— Task goal —
Every record below should be printed exactly, except for the pictures.

[Data about app and page elements]
════
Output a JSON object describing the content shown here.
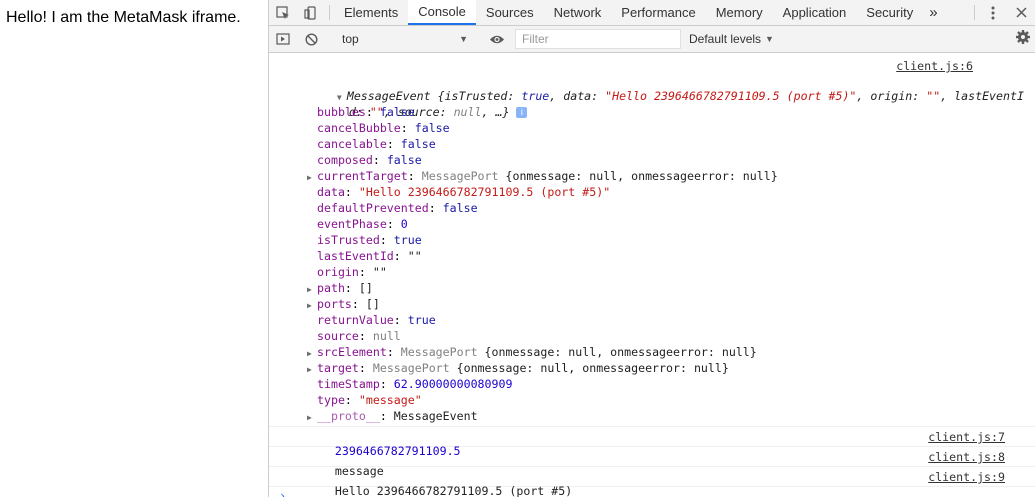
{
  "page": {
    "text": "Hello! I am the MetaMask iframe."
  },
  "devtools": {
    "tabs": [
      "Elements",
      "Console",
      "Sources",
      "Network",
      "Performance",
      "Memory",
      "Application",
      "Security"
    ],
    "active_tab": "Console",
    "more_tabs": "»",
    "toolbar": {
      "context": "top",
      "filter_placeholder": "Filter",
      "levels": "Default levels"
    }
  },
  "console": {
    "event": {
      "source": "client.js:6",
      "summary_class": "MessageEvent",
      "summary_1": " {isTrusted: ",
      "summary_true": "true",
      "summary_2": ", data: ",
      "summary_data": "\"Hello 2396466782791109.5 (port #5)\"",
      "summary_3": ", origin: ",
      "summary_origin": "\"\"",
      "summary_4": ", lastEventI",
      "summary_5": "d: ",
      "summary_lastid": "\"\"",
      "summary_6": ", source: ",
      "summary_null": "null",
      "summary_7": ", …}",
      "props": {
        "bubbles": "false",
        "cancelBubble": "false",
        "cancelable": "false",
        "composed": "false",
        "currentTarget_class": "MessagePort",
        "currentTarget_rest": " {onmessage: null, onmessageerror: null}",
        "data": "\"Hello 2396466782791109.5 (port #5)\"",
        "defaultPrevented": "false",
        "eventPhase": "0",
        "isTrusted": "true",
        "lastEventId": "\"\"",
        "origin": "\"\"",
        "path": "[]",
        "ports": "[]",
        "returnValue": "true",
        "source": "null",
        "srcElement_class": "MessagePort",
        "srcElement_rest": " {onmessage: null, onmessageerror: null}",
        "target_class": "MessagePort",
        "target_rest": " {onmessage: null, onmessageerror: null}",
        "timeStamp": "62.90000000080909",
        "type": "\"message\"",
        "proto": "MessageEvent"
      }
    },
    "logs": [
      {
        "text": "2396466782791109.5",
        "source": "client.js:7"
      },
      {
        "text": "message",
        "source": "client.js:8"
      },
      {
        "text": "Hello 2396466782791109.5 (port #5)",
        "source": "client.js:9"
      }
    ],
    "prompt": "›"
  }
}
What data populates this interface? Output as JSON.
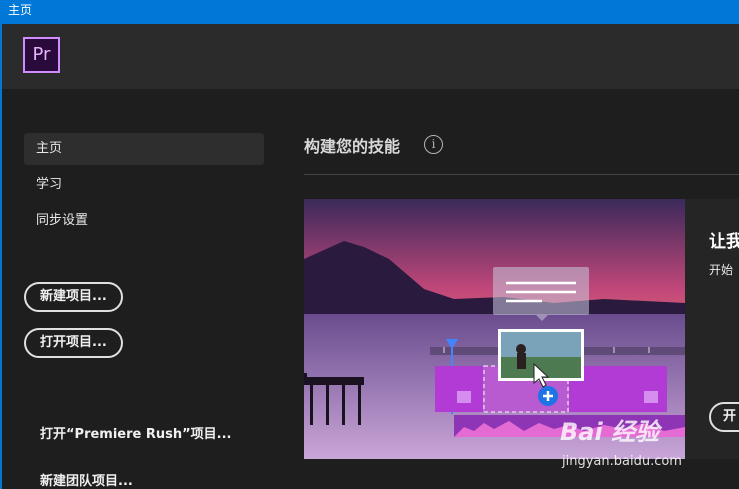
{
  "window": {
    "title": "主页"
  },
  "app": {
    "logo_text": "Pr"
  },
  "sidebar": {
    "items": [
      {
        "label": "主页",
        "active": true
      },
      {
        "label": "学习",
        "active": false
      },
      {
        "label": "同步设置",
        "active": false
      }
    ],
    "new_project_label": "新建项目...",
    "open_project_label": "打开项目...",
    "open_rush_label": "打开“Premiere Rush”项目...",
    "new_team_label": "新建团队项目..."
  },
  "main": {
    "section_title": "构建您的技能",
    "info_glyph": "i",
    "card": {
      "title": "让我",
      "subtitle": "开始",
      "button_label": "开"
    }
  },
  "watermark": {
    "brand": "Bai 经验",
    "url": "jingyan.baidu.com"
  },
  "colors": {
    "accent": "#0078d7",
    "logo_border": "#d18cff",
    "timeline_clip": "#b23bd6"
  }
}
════
— Result —
Output a JSON object describing the content shown here.
{
  "page": {
    "text": "Hello! I am the MetaMask iframe."
  },
  "devtools": {
    "tabs": [
      "Elements",
      "Console",
      "Sources",
      "Network",
      "Performance",
      "Memory",
      "Application",
      "Security"
    ],
    "active_tab": "Console",
    "more_tabs": "»",
    "toolbar": {
      "context": "top",
      "filter_placeholder": "Filter",
      "levels": "Default levels"
    }
  },
  "console": {
    "event": {
      "source": "client.js:6",
      "summary_class": "MessageEvent",
      "summary_1": " {isTrusted: ",
      "summary_true": "true",
      "summary_2": ", data: ",
      "summary_data": "\"Hello 2396466782791109.5 (port #5)\"",
      "summary_3": ", origin: ",
      "summary_origin": "\"\"",
      "summary_4": ", lastEventI",
      "summary_5": "d: ",
      "summary_lastid": "\"\"",
      "summary_6": ", source: ",
      "summary_null": "null",
      "summary_7": ", …}",
      "props": {
        "bubbles": "false",
        "cancelBubble": "false",
        "cancelable": "false",
        "composed": "false",
        "currentTarget_class": "MessagePort",
        "currentTarget_rest": " {onmessage: null, onmessageerror: null}",
        "data": "\"Hello 2396466782791109.5 (port #5)\"",
        "defaultPrevented": "false",
        "eventPhase": "0",
        "isTrusted": "true",
        "lastEventId": "\"\"",
        "origin": "\"\"",
        "path": "[]",
        "ports": "[]",
        "returnValue": "true",
        "source": "null",
        "srcElement_class": "MessagePort",
        "srcElement_rest": " {onmessage: null, onmessageerror: null}",
        "target_class": "MessagePort",
        "target_rest": " {onmessage: null, onmessageerror: null}",
        "timeStamp": "62.90000000080909",
        "type": "\"message\"",
        "proto": "MessageEvent"
      }
    },
    "logs": [
      {
        "text": "2396466782791109.5",
        "source": "client.js:7"
      },
      {
        "text": "message",
        "source": "client.js:8"
      },
      {
        "text": "Hello 2396466782791109.5 (port #5)",
        "source": "client.js:9"
      }
    ],
    "prompt": "›"
  }
}
What data populates this interface? Output as JSON.
{
  "window": {
    "title": "主页"
  },
  "app": {
    "logo_text": "Pr"
  },
  "sidebar": {
    "items": [
      {
        "label": "主页",
        "active": true
      },
      {
        "label": "学习",
        "active": false
      },
      {
        "label": "同步设置",
        "active": false
      }
    ],
    "new_project_label": "新建项目...",
    "open_project_label": "打开项目...",
    "open_rush_label": "打开“Premiere Rush”项目...",
    "new_team_label": "新建团队项目..."
  },
  "main": {
    "section_title": "构建您的技能",
    "info_glyph": "i",
    "card": {
      "title": "让我",
      "subtitle": "开始",
      "button_label": "开"
    }
  },
  "watermark": {
    "brand": "Bai 经验",
    "url": "jingyan.baidu.com"
  },
  "colors": {
    "accent": "#0078d7",
    "logo_border": "#d18cff",
    "timeline_clip": "#b23bd6"
  }
}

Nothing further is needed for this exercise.